* Problem details
Whenever the word "data" turns up in a line below, that line should be copied.

↓↓↓

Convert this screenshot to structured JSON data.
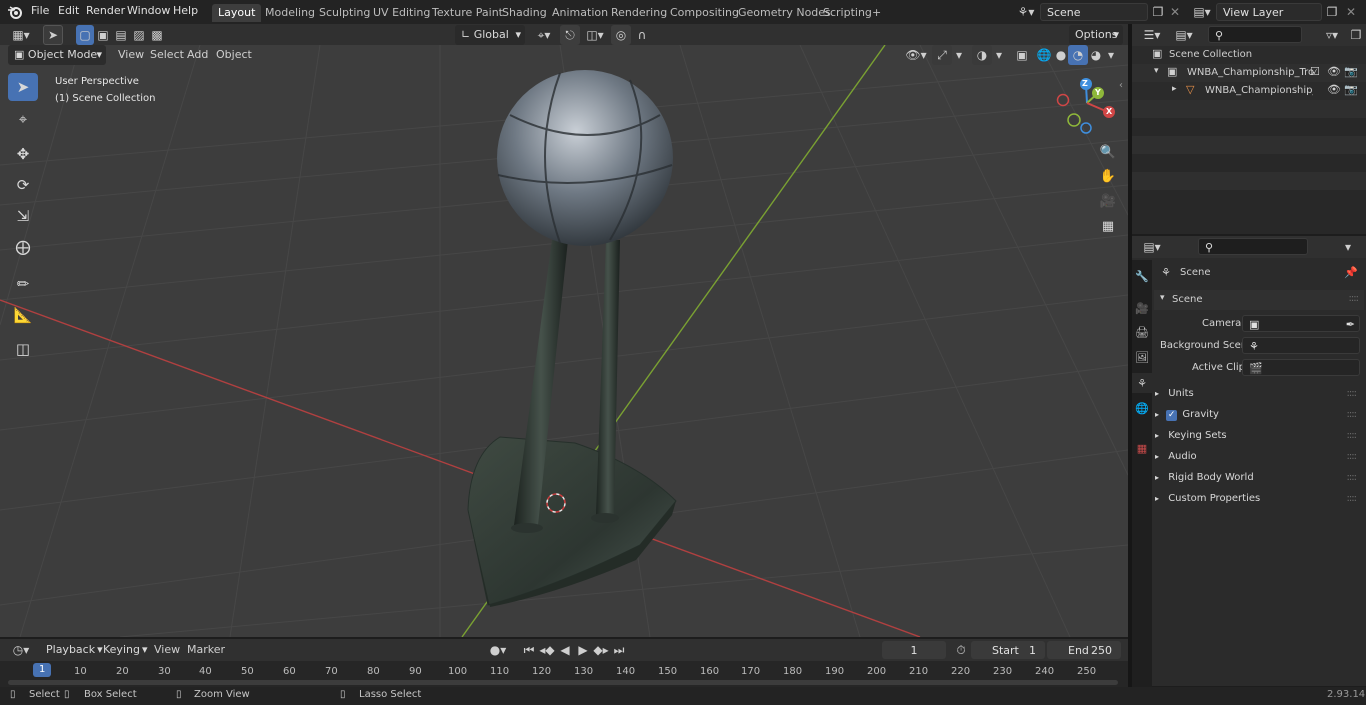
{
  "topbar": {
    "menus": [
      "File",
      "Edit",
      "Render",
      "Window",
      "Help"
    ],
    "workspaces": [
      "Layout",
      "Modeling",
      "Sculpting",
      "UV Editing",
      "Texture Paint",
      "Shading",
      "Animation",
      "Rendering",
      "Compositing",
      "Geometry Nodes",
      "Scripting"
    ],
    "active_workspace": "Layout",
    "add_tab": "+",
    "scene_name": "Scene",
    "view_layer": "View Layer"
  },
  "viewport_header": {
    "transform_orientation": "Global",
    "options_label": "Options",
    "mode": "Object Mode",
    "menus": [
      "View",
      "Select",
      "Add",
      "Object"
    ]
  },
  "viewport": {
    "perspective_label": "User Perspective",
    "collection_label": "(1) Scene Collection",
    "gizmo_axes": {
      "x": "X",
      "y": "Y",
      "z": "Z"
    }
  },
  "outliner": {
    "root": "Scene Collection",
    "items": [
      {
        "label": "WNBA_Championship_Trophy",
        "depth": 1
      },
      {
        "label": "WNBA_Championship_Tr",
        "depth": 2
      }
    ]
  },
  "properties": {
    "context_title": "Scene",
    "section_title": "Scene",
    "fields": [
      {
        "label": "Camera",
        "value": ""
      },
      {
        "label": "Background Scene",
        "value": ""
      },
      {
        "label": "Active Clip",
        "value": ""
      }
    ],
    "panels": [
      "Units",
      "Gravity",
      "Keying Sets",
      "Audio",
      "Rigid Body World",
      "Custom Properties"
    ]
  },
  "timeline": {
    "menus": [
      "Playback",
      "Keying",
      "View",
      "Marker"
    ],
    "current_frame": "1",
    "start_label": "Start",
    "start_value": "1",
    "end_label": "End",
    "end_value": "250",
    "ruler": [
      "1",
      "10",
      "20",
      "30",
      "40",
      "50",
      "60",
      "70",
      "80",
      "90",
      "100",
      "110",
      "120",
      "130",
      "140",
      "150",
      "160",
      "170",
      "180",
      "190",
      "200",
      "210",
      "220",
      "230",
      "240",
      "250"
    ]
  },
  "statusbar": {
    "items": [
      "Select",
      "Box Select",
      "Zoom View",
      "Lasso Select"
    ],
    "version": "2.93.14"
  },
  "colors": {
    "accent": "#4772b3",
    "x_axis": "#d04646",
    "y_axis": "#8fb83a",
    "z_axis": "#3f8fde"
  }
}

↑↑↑
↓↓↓

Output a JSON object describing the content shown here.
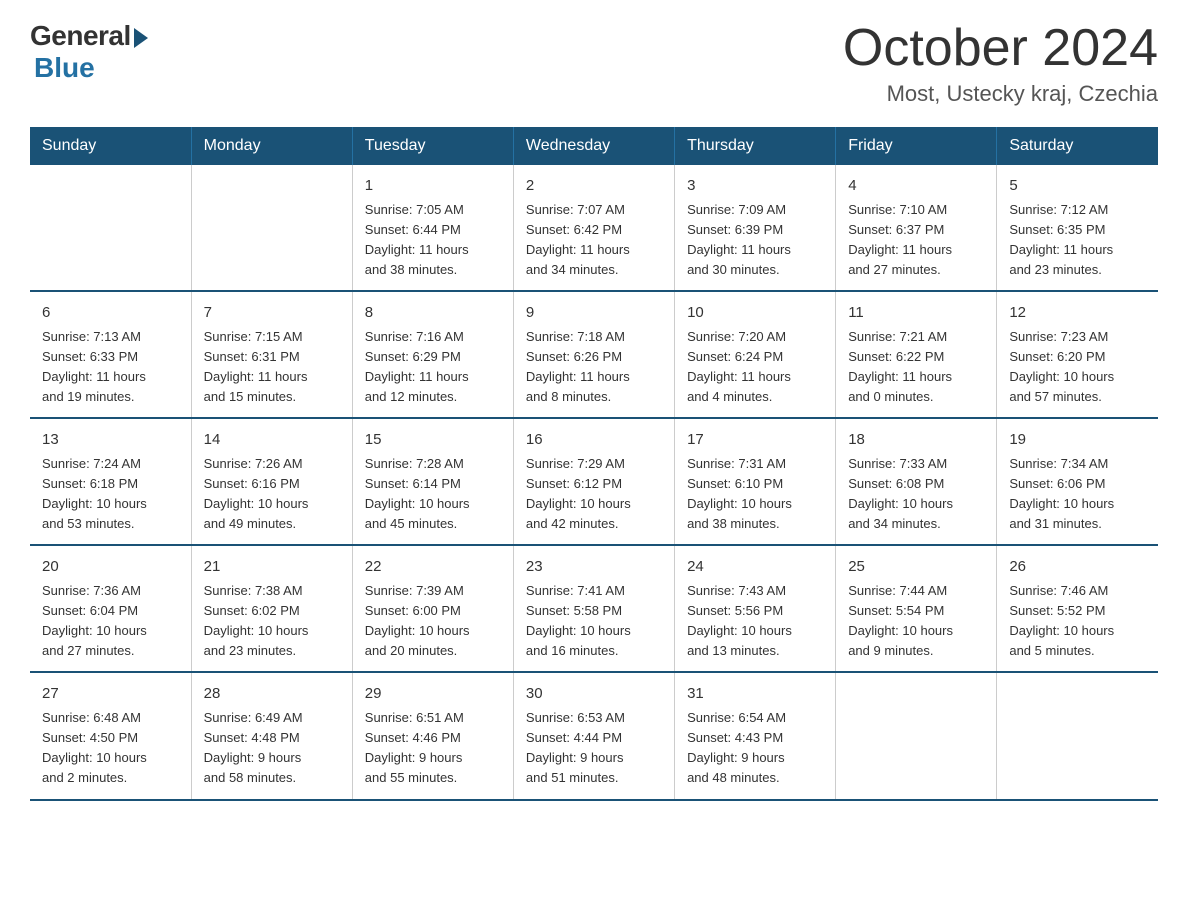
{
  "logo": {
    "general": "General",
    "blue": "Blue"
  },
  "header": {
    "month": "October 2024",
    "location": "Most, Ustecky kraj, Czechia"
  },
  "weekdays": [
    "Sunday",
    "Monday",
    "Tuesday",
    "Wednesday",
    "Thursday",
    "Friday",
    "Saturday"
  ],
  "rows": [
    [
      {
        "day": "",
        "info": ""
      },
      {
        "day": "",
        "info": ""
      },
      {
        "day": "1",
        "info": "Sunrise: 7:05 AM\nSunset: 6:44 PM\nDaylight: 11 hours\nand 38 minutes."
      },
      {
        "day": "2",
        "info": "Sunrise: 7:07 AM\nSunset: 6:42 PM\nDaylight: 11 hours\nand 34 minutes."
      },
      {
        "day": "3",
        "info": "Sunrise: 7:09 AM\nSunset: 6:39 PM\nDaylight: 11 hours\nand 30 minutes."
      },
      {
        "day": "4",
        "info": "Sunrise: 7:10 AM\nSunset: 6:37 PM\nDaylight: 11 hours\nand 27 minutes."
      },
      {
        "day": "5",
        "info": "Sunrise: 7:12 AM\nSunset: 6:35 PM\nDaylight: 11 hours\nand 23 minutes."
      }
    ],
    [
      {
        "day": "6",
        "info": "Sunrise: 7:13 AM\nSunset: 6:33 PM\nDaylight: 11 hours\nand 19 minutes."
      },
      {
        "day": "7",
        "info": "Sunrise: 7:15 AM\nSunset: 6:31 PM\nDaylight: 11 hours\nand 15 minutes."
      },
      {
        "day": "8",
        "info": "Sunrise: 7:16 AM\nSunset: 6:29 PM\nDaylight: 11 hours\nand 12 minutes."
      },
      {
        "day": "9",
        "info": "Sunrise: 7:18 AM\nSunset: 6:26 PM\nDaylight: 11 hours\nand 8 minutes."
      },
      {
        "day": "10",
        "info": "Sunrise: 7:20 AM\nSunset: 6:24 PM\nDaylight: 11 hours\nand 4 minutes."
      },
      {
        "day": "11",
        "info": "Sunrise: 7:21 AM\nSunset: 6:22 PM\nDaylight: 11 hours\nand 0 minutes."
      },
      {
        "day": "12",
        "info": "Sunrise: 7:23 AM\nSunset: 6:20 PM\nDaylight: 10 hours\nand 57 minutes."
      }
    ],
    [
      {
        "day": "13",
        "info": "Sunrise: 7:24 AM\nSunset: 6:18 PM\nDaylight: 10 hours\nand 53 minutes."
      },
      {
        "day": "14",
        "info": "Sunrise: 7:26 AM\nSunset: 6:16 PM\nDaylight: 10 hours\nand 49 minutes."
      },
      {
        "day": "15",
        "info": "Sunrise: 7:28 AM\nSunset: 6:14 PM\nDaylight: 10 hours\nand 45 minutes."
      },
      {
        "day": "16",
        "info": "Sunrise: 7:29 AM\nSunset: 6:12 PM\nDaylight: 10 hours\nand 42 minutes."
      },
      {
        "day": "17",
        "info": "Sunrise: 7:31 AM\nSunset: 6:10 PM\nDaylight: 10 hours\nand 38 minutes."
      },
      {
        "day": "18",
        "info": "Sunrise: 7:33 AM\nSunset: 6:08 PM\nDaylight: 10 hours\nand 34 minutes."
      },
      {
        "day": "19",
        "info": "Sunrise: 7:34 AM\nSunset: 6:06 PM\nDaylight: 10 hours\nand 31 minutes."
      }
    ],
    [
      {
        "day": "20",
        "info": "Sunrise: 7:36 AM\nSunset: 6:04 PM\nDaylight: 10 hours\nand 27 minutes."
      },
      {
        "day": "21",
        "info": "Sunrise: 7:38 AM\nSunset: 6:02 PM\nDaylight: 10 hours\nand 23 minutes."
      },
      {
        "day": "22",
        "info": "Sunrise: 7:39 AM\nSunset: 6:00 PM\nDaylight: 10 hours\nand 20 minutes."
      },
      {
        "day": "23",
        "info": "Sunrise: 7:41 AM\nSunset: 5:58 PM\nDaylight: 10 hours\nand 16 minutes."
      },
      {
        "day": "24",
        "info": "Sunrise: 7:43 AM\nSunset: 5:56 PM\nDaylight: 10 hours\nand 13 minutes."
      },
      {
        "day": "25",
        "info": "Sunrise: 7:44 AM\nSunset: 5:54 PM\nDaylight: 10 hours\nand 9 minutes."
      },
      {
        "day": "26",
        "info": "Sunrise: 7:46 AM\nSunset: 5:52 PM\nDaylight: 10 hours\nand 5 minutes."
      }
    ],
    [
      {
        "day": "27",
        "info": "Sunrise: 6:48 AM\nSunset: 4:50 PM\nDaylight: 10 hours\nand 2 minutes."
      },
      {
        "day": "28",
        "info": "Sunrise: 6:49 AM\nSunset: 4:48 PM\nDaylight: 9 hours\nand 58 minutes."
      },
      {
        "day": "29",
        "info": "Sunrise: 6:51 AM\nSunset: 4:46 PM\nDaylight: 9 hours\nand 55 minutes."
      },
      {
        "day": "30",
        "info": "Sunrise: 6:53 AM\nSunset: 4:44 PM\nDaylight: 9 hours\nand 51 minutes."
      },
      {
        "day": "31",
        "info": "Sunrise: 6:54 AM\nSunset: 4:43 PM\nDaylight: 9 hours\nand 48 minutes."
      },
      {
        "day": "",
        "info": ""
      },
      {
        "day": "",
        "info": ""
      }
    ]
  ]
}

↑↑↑
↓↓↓

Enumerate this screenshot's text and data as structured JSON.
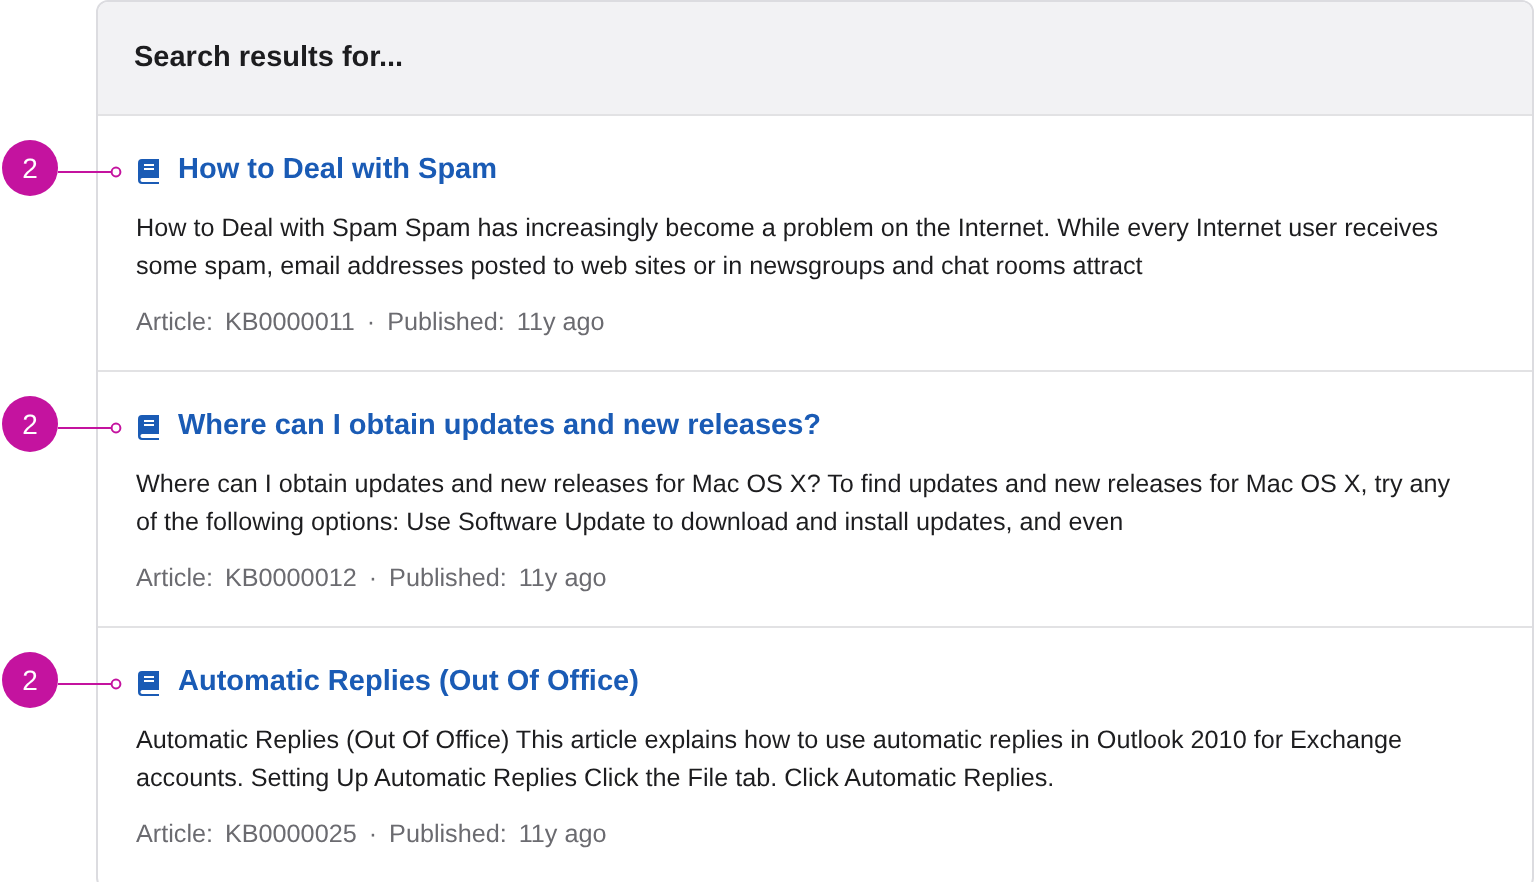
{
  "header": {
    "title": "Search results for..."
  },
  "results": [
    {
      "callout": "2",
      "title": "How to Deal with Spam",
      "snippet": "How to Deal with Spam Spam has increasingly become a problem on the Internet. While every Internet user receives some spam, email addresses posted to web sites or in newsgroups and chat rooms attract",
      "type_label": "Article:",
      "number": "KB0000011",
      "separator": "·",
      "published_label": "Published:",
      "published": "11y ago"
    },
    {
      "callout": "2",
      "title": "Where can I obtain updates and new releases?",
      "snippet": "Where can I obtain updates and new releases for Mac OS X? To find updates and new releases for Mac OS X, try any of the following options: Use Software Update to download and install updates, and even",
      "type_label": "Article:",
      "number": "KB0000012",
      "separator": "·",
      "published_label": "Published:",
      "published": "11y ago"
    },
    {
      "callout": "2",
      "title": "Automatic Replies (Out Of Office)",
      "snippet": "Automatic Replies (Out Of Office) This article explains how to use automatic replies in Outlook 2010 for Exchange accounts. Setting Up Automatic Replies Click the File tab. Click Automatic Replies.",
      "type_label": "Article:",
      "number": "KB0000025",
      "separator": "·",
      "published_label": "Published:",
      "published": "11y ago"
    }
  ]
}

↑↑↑

* Output
Convert this screenshot to structured JSON data.
Enumerate this screenshot's text and data as structured JSON.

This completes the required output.